Daniel Borzutzky (Chicago, USA): Two Poems


See that immigrant freezing beneath the bridge: he needs a blanket.

See that Torah scroll from the 16th century: it sprawls on the floor like a deadbeat; the Jews need to wrap it in a schmatte.

The problem, you see, is “exposure.”

The poet forgot to shake off his penis and pee dripped on the manuscript that he submitted to the 2007 University of Iowa Poetry Prize.

The literary scholar took off his tie and lectured the class on the post-humanoid implications of the virtual cocktail.

He put a pistol on his desk and told the students he was going to kill himself if they didn’t do their homework.

Everything in his “worldview” was exposed.

The data-entry specialist imagined new forms for the senior administrator who was only a temporary carcass, an anti-poem: a budding literary movement that communed with master works by committing suicide while reading them.

The temporary carcass of the bureaucrat, dry as Vietnamese Jerky, called out for “gravy” as it “peppered” the eloquent field of syntax.

Abrupt exposure to ordinary language may result in seriously compromised intelligence, implied the carcass as he lipped the trembling lily which hid the police officer, who said: if you look at me one more time I’m going to zap you with my Taser gun.

Abrupt exposure to gateway bureaucracy may result in apocalyptic equivocation, implied the carcass as he dreamed of nomadic man-eaters with a language all their own.

I liked the former “Language Poet” for the speech act he attached to the back of my book, which reminded me of Charles Olson on human growth hormones.

The problem, said the critic, remains one of imagination and its insistence on the distinction between thought and action.

“I let him touch my wooden leg,” she said, “and when I unscrewed it I was stuck legless in the hay.”

Which is to say that the detachable penis is was and has always been compatible with family values.

“He was a seriously hardworking boy with a fetish for glass eyes and wooden legs,” she said, “and I really really loved him.”

The poetry era reached its nadir as the housing market plummeted, said the professor, as he repeated for the umpteenth time the anecdote about the boy who met an underwater woman as old as the hills.

“Does Poetry live here,” he asked. “Poetry lives here,” she replied, “but he will chop you up and kill you, and then he’ll cook you and eat you.”

My ideal reader has neither a name, a body, nor an online profile.

Which is not to say that I am not concerned with customer satisfaction.

Dear Reader, Because we value your input, please take a moment of your busy time to answer the following question, which will greatly assist us in our mission to produce cultural artifacts that will further meet your aesthetic and spiritual needs.

Which of these statements most accurately reflect your feelings about the writing you have just read:

a) This is a splendid poem, distinguished by the clarity of its thought, the force of its argument, and the eloquence of its expression.

b) This poem is conceptually vapid, artistically shallow, and contributes nothing to the world of letters.
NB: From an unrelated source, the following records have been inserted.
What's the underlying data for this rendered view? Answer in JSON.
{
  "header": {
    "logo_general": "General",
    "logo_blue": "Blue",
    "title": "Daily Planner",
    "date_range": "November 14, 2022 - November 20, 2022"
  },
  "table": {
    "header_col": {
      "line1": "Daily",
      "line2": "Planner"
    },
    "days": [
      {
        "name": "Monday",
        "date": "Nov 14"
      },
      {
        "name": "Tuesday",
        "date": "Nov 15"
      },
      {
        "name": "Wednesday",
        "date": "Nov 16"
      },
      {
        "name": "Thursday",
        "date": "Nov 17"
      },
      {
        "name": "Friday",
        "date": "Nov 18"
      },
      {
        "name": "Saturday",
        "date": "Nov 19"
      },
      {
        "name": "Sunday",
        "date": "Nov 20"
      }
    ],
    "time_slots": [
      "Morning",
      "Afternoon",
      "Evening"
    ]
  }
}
It is little more than a collection of bad sentences and poorly formed ideas.

c) I like this poem, but I wouldn’t spend money to read more poems like it.

d) When I read this poem, I feel frustrated and annoyed.
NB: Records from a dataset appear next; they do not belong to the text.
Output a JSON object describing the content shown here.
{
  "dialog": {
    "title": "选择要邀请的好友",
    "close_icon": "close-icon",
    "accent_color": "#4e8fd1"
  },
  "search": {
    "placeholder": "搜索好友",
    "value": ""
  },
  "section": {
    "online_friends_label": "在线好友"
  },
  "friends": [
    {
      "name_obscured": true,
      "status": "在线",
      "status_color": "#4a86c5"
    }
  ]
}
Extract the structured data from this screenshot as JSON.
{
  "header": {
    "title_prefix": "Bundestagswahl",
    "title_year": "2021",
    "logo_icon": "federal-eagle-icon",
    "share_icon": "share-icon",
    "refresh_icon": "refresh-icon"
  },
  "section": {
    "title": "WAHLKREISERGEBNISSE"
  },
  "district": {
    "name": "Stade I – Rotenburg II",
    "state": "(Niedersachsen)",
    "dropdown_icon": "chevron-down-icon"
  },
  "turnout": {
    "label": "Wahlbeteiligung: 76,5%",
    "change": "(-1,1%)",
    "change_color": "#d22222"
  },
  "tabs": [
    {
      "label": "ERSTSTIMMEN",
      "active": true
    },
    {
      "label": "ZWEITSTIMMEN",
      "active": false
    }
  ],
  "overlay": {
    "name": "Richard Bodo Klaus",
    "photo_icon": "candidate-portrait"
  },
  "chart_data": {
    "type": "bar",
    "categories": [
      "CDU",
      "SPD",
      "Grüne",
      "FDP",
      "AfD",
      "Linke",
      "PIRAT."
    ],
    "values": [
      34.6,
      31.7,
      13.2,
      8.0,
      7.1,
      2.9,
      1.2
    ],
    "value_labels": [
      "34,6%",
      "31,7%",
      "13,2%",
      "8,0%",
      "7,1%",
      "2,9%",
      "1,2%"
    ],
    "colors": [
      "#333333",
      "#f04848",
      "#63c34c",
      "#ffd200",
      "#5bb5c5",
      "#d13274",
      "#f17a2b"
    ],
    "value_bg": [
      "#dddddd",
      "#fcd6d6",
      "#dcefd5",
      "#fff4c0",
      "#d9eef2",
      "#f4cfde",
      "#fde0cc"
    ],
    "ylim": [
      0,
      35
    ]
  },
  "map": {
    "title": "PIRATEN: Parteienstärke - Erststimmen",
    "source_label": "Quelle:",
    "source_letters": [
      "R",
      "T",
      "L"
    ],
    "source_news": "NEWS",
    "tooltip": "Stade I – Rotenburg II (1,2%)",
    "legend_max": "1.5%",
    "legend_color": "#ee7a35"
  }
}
e) When I read this poem, I feel nothing.


You say I wish to create a universe that is an insane asylum

But I am only one American and the planets are all on Quaaludes

And the baby is in the bassinet and the eggs are in their baskets
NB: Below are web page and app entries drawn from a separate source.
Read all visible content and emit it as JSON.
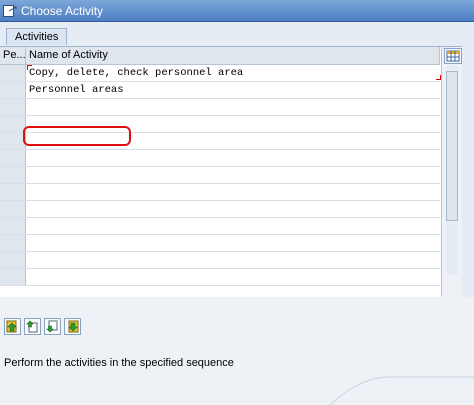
{
  "window": {
    "title": "Choose Activity"
  },
  "tab": {
    "label": "Activities"
  },
  "table": {
    "columns": [
      "Pe...",
      "Name of Activity"
    ],
    "rows": [
      {
        "name": "Copy, delete, check personnel area"
      },
      {
        "name": "Personnel areas"
      },
      {
        "name": ""
      },
      {
        "name": ""
      },
      {
        "name": ""
      },
      {
        "name": ""
      },
      {
        "name": ""
      },
      {
        "name": ""
      },
      {
        "name": ""
      },
      {
        "name": ""
      },
      {
        "name": ""
      },
      {
        "name": ""
      },
      {
        "name": ""
      }
    ]
  },
  "toolbar": {
    "buttons": [
      "up-activity-icon",
      "move-up-icon",
      "move-down-icon",
      "down-activity-icon"
    ]
  },
  "status": {
    "text": "Perform the activities in the specified sequence"
  },
  "colors": {
    "titlebar": "#4d7fc4",
    "highlight": "#d11111",
    "icon_green": "#2f9a2f",
    "icon_yellow": "#e8c531"
  }
}
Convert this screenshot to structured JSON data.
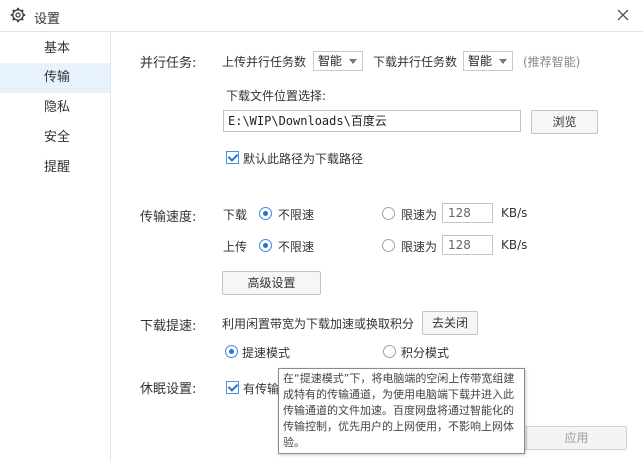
{
  "window": {
    "title": "设置"
  },
  "sidebar": {
    "items": [
      {
        "label": "基本"
      },
      {
        "label": "传输",
        "active": true
      },
      {
        "label": "隐私"
      },
      {
        "label": "安全"
      },
      {
        "label": "提醒"
      }
    ]
  },
  "parallel": {
    "label": "并行任务:",
    "upload_label": "上传并行任务数",
    "upload_value": "智能",
    "download_label": "下载并行任务数",
    "download_value": "智能",
    "hint": "(推荐智能)"
  },
  "location": {
    "label": "下载文件位置选择:",
    "path": "E:\\WIP\\Downloads\\百度云",
    "browse": "浏览",
    "default_checkbox": "默认此路径为下载路径",
    "default_checked": true
  },
  "speed": {
    "label": "传输速度:",
    "download_label": "下载",
    "upload_label": "上传",
    "unlimited": "不限速",
    "limited": "限速为",
    "download_limit": "128",
    "upload_limit": "128",
    "unit": "KB/s",
    "advanced": "高级设置"
  },
  "boost": {
    "label": "下载提速:",
    "description": "利用闲置带宽为下载加速或换取积分",
    "close_button": "去关闭",
    "mode_speed": "提速模式",
    "mode_points": "积分模式"
  },
  "sleep": {
    "label": "休眠设置:",
    "checkbox_partial": "有传输"
  },
  "tooltip": {
    "text": "在“提速模式”下，将电脑端的空闲上传带宽组建成特有的传输通道，为使用电脑端下载并进入此传输通道的文件加速。百度网盘将通过智能化的传输控制，优先用户的上网使用，不影响上网体验。"
  },
  "footer": {
    "apply": "应用"
  }
}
And the semen are in their testicles and Hamlet is a faceless robot who is president of the rotary

And the myth where I am dying from abuse of language

Is ascending and descending at the same time

I’d tear myself to shreds to prevent you from calling me a poet

Or even an anti-poet for I am the apropos of nothing

And I am the check this box for all of the above

And I am a smudged-out image of Joan of Arc praying in a toxic rainstorm

And I am in myself more than I know myself

And me and I are the ideal couple

And as we seduce each other we think of Kim Jong-Il making love to a Swedish prostitute in a barbed-wire cage

And we think of vital organs for sale on eBay

And we refuse to Google ourselves because we do not want to know what the world thinks of the binary system we have become

And we think of monads and visual simulacra

And Daffy Duck is a gigantic tarantula crawling through the famished roads of ambiguity, where a bearded man with bulging pockets asks if I’m a poet

I vomit a poem onto a stack of bloody cows and win a Pushcart Prize

And for a split second nothing stays the same until we flail into the simile of history.

© Daniel Borzutzky 2009